In the end, ruffled feathers were smoothed. While West would never again do a radio show of any sort, The Chase and Sanborn Hour would continue to be one of radio’s highest-rated shows for nearly another decade, and Bergen & McCarthy were getting offers to do Hollywood films such as 1939’s Charlie McCarthy, Detective and 1941’s Look Who’s Laughing. The show would feature a who’s-who of silver screen royalty as guests, including Bette Davis, Clark Gable, Boris Karloff, Ida Lupino, and Ginger Rogers. Bergen also began adding other dummies to the act, including Charlie’s "siblings" Mortimer Snerd and Effie Klinker. Bergen’s own family—wife Frances and daughter Candice—made appearances as well.
But in the fall of 1948, the end came for The Chase and Sanborn Hour.
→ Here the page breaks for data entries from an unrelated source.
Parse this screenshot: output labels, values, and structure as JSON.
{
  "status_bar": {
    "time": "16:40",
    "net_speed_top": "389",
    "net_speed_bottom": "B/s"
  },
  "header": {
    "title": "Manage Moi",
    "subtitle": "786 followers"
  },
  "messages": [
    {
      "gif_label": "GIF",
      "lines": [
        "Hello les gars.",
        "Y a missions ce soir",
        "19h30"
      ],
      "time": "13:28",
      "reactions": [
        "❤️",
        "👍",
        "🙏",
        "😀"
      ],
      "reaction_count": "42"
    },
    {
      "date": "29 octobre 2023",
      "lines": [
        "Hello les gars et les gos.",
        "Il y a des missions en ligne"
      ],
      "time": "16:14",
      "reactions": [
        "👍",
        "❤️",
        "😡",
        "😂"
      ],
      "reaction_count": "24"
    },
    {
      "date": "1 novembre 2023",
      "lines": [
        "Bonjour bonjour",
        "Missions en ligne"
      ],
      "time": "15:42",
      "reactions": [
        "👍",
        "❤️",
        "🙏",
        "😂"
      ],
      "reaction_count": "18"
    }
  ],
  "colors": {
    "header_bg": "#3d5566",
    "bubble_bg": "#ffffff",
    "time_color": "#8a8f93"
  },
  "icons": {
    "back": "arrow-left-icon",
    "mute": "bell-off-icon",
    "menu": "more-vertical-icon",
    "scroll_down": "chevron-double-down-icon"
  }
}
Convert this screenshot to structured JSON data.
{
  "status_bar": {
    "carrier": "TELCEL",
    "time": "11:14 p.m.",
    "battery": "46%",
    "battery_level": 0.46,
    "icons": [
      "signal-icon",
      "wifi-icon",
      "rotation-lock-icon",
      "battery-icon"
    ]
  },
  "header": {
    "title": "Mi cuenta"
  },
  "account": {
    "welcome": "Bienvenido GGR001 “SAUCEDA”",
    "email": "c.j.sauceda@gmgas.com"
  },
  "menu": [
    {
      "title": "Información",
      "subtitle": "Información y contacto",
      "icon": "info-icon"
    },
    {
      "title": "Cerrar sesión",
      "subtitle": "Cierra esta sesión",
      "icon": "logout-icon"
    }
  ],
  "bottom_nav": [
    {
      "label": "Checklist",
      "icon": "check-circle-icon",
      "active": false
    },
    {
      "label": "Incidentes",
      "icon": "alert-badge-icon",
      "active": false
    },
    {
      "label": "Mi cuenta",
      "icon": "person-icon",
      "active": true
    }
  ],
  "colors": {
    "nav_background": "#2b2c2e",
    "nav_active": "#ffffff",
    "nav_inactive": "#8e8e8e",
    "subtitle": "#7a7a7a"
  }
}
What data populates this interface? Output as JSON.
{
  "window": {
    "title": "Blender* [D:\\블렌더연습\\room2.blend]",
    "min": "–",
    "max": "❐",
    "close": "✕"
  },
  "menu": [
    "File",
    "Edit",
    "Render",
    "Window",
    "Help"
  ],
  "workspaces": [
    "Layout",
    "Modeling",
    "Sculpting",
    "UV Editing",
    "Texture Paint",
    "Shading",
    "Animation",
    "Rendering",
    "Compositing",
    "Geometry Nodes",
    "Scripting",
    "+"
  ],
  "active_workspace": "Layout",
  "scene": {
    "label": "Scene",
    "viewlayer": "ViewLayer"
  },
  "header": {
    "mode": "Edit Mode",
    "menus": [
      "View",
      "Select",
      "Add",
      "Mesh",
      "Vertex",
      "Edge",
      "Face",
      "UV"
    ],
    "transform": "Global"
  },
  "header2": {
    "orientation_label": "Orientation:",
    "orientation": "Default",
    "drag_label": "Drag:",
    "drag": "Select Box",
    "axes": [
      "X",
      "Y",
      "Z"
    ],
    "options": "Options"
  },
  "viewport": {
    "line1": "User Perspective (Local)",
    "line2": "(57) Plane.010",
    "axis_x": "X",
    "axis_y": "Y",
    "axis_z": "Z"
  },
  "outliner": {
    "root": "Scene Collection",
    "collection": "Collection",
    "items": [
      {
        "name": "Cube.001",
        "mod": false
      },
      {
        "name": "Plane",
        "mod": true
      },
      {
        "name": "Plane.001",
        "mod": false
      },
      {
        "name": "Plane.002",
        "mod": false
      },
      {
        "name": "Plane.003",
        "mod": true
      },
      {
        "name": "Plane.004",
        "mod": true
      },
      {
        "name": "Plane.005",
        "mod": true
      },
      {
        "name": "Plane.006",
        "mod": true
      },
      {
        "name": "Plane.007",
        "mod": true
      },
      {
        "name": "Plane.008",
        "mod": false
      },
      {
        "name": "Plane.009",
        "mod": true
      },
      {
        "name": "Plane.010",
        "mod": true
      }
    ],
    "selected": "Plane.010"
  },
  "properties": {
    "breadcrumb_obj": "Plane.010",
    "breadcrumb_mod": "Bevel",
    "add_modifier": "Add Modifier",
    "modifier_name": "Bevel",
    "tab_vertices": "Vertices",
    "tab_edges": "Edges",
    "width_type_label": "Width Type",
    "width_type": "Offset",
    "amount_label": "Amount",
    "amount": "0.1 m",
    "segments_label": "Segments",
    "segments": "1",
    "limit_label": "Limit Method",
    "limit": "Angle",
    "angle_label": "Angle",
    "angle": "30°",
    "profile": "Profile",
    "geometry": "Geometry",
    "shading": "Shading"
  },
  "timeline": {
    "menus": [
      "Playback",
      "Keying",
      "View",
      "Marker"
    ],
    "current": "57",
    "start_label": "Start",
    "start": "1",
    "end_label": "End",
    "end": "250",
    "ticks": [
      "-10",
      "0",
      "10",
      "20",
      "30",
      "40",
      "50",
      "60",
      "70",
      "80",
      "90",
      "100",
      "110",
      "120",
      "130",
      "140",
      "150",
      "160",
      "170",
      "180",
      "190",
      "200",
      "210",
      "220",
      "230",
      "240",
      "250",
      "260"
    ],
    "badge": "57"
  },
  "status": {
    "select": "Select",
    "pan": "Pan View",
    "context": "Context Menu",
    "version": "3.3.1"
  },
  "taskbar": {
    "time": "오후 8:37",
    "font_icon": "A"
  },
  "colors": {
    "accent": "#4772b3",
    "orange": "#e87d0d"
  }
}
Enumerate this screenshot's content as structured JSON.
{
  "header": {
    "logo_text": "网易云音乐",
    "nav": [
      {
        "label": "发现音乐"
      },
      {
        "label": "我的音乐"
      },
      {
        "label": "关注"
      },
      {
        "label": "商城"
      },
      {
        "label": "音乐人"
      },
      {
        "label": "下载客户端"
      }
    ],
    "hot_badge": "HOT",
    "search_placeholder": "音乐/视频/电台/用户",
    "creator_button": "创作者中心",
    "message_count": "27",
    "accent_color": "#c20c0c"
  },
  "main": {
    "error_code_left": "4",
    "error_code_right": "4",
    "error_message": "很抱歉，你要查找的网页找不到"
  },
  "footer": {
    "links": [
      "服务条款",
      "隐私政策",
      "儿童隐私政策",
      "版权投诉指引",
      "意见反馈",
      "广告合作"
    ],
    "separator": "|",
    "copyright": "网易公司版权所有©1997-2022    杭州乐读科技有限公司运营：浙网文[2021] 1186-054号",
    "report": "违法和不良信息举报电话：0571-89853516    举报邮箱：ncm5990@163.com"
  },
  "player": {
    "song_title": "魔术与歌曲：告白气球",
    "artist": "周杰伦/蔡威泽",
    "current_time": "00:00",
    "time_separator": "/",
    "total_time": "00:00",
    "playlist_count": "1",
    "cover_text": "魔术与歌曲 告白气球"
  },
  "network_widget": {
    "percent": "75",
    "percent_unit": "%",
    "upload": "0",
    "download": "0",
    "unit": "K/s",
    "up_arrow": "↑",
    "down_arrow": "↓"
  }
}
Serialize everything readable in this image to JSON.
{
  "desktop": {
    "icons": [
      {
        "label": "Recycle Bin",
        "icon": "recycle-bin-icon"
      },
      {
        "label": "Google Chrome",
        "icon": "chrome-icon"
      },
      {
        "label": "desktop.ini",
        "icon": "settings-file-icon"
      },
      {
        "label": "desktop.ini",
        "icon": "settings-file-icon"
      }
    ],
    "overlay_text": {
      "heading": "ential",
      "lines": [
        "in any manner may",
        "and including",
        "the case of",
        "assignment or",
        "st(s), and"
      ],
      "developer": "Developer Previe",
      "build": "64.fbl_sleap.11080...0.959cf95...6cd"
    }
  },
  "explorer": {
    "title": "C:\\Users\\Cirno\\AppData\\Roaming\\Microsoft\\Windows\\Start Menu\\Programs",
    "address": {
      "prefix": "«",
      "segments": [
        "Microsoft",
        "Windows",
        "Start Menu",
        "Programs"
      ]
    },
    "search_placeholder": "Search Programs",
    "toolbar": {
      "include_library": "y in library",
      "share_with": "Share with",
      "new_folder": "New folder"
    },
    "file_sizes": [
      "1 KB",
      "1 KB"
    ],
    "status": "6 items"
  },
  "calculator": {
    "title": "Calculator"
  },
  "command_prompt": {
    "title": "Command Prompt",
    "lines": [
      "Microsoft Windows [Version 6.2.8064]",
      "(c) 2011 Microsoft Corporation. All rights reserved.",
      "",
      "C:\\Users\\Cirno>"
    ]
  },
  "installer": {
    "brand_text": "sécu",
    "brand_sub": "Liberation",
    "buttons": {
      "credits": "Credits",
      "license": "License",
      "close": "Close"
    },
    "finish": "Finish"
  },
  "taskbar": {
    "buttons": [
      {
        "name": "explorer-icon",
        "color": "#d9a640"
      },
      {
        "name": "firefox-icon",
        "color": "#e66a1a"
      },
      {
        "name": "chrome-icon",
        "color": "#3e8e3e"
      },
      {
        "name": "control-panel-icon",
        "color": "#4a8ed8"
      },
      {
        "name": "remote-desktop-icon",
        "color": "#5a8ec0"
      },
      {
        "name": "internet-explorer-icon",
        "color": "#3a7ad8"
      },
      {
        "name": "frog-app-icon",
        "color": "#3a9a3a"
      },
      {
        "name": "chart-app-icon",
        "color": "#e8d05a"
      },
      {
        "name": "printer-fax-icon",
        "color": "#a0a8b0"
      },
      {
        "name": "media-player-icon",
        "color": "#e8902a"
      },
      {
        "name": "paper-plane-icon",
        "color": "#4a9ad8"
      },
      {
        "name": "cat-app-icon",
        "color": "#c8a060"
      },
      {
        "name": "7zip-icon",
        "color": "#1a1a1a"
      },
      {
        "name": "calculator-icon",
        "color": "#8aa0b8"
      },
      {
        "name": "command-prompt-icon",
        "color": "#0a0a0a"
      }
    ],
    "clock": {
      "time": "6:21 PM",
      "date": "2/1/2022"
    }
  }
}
The title sponsor had also been sponsoring comedian Fred Allen’s show, but due to the rising cost of producing the shows, Chase and Sanborn had to drop one of the two—and it was to be The Chase and Sanborn Hour.
However, Bergen and Charlie wouldn’t be off the radio airwaves for long. Following a year spent doing a live vaudeville-style tour, they found themselves back with a new sponsor (the Coca-Cola Company) and a new show: The Charlie McCarthy Show. Airing from 8:00–8:30 p.m. on Sunday evenings, The Charlie McCarthy Show managed to draw every bit as much star power as The Chase and Sanborn Hour had, with greats such as Henry Fonda, Agnes Moorhead, David Niven, Gregory Peck, Jean Simmons, and old pals Don Ameche and Nelson Eddy among the guests. In 1954, the name changed to The Edgar Bergen and Charlie McCarthy Show, and then again changed in 1955 to The New Edgar Bergen Hour. The latter brought a format change as well, with guests including not just entertainers but people from other walks of life—writers, musicians, scientists, doctors. But with television slowly killing off radio as the primary means of family entertainment, Bergen and Charlie’s days were numbered. The last broadcast of The New Edgar Bergen Hour was July 1st, 1956, and while the duo would continue to make occasional appearances on other radio shows (including a 1964 special celebrating the 100th anniversary of Chase and Sanborn Coffee), they would never again have their own series.
Curiously, while Edgar Bergen and Charlie McCarthy had a long and highly successful radio career, they never quite clicked on the medium one would expect them to do much better on: television. CBS commissioned a pilot for The Charlie McCarthy Show in 1950, and the duo hosted a short-lived comedy quiz show in early 1956 called Do You Trust Your Wife? But other than that, Bergen and Charlie’s television appearances were largely limited to guest spots, the most touching of which was The Muppet Show—looking at Bergen and Charlie surrounded by Kermit, Fozzie Bear, and Miss Piggy, it’s not at all difficult to see it both as a loving tribute and a "passing of the torch" moment.
And speaking of dummies on radio & television . . . our next column will talk about a trio of anthology programs with stories that featured rather malevolent wooden simulacrums of human beings. Until then, thanks for tuning in!
Writer, producer, and radio-drama aficionado, John C. Alsedek, shares the history of radio and the impact it has made on the world of entertainment.